Segment Synopsis: Hudson's work was first shown in a national context at the Alzheimer's: Forgetting Piece by Piece exhibit. Since then, a picture of one of her works appeared in a newsletter with international circulation and also a picture of one of her Grand Canyon quilts was printed on a conference poster. Hudson has also shown the Grand Canyon quilts locally. In response to Musgrave's question about the influence of painters and other quiltmakers in her art groups, Hudson says the members make very different work. In the design class, she sometimes sees work that she wants to do something similar to. She acknowledges that, differences or not, there are likely some influences.
Keywords: Published work - Quilts; Quilt Purpose - Exhibition; Quilt shows/exhibitions
Partial Transcript: Let's bring it back to the Alzheimer's before we end. Have you participated in Priority quilts at all?

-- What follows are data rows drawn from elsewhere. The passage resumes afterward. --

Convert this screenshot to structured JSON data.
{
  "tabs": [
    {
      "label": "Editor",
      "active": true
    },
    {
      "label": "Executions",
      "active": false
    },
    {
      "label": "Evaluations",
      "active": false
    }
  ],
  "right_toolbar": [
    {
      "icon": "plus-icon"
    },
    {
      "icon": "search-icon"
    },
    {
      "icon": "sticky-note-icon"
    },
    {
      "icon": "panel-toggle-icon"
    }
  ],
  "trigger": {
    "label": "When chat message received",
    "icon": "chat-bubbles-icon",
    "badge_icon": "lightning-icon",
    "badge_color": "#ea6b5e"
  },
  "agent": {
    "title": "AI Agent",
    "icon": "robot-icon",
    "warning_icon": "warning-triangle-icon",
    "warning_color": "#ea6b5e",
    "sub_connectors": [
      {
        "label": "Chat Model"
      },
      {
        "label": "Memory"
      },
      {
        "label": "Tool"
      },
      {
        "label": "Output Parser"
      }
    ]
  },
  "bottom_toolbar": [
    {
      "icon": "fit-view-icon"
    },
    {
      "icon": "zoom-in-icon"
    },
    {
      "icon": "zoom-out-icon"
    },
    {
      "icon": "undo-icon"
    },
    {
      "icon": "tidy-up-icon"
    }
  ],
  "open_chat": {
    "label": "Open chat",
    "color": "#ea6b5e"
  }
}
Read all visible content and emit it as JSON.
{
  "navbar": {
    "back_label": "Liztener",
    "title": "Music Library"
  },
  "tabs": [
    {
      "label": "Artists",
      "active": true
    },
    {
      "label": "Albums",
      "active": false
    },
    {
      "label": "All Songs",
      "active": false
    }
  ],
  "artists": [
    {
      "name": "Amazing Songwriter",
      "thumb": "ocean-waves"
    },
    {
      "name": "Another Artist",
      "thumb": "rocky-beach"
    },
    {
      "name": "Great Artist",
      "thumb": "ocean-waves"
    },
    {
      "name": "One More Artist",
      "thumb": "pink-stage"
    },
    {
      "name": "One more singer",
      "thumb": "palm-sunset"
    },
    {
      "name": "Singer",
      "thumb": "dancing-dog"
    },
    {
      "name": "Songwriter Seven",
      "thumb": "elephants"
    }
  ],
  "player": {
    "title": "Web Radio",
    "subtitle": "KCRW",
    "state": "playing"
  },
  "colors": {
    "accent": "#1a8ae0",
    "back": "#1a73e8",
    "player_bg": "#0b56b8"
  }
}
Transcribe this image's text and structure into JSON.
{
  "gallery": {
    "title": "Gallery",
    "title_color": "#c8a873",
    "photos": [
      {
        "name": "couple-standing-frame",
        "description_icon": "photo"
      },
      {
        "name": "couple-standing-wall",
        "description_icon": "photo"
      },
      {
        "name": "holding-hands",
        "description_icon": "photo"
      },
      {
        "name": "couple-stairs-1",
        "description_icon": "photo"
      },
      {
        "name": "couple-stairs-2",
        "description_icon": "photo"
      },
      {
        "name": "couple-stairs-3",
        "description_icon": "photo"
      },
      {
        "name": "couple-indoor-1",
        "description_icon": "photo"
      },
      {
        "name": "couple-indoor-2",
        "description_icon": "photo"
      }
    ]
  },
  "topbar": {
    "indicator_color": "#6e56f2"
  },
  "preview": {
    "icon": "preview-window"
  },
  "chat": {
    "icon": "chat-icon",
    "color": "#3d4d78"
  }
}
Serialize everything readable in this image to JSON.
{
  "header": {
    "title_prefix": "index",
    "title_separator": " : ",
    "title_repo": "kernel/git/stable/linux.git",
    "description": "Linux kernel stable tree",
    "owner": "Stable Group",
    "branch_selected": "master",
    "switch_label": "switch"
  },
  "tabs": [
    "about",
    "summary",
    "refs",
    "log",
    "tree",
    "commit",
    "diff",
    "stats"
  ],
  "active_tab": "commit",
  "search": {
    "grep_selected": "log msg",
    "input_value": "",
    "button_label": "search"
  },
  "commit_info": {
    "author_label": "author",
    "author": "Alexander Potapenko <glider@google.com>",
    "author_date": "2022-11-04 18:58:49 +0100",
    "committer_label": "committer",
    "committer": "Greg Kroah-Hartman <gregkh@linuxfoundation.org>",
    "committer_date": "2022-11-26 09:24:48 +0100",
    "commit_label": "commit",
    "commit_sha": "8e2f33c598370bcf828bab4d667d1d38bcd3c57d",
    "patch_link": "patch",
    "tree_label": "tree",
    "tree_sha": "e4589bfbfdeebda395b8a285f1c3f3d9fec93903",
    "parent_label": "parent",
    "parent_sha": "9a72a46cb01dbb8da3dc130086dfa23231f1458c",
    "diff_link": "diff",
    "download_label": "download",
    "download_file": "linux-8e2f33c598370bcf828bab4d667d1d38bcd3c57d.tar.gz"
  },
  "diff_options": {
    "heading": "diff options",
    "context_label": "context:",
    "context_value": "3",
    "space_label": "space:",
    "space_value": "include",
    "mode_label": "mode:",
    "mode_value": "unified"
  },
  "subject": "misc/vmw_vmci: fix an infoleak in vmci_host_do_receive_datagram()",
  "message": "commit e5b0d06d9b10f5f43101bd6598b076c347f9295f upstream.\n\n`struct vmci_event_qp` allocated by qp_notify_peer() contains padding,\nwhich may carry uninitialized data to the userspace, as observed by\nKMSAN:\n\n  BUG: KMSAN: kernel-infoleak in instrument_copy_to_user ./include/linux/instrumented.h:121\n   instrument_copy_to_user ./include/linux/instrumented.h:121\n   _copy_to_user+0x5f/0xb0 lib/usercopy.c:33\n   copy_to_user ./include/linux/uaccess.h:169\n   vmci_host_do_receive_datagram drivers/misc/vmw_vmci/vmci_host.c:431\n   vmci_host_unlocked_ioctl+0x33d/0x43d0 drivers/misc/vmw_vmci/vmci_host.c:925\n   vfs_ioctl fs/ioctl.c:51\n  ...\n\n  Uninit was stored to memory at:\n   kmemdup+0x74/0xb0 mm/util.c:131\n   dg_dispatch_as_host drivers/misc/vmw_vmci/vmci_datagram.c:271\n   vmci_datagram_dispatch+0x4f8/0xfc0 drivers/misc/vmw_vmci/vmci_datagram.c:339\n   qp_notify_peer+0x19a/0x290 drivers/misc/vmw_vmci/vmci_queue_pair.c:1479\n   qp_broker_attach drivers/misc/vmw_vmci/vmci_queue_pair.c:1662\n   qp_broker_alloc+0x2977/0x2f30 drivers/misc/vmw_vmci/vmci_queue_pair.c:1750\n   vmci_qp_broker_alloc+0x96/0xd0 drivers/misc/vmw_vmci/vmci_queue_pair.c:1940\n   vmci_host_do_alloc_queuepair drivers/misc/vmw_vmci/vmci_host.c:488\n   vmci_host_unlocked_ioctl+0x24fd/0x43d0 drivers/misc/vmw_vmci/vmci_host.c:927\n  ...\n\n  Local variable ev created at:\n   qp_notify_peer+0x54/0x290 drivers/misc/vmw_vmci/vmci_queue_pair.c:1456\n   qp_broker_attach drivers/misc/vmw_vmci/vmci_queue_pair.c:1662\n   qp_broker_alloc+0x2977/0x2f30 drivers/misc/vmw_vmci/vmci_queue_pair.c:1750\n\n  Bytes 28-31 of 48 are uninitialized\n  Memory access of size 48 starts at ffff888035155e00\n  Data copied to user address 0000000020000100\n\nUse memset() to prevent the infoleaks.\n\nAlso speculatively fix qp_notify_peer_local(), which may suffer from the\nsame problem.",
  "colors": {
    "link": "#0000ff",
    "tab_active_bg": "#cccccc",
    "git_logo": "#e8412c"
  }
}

Segment Synopsis: Hudson's Priority quilts have been "studies" for her series of larger Alzheimer's quilts. She thinks that she has done three Priority quilts. She says they were very different from the piece she submitted for the exhibit. For one of them, she tried working with chenille. She thought the "fuzzy, frayed edges" worked well with the Alzheimer's theme. Musgrave adds that Priority quilts are auctioned to raise funds for Alzheimer's research. Neither Hudson nor Musgrave, as of the time of the interview, have bought a Priority quilt, although Musgrave has made bids on Priority quilts and lost.
Keywords: Alzheimer's: Forgetting Piece by Piece; Fabric - Chinelle; Priority: Alzheimer’s Quilt Challenge; Quilt Purpose - Charity; Quilt Purpose - Fundraising
Partial Transcript: Do you fear getting Alzheimer's?
Segment Synopsis: When asked if she is afraid of getting Alzheimer's, Hudson expresses hope that there will be a treatment at that point. She adds that she knows getting Alzheimer's is a possibility, but she is not preoccupied by it. Speaking from the vantage point of having recently visited her father as he was dying, she says, "we have got to be able to learn how to die with dignity." She does not like the concept of not being aware of her surroundings at a basic level for years of one's life. She hopes for both medical progress and "some way of being able to die more gracefully."
Keywords: Alzheimer's disease; Family; Fathers
Partial Transcript: Um, I always ask people at the end if there's anything else that they would like to share. So, I am giving you this opportunity before we conclude our interview. Is there anything else that you would like to share with me?
Segment Synopsis: Hudson advises caregivers to take care of themselves. She recommends having some project or activity, such as quilting or knitting, that can be done while caring for someone with Alzheimer's, but that does not depend on that person's awareness of their presence. Hudson adds that "the collateral damage" is a "scary part about Alzheimer's." It creates enormous stress for family members. She adds, however, that "there are some bright spots." Musgrave advocates humor as a coping strategy.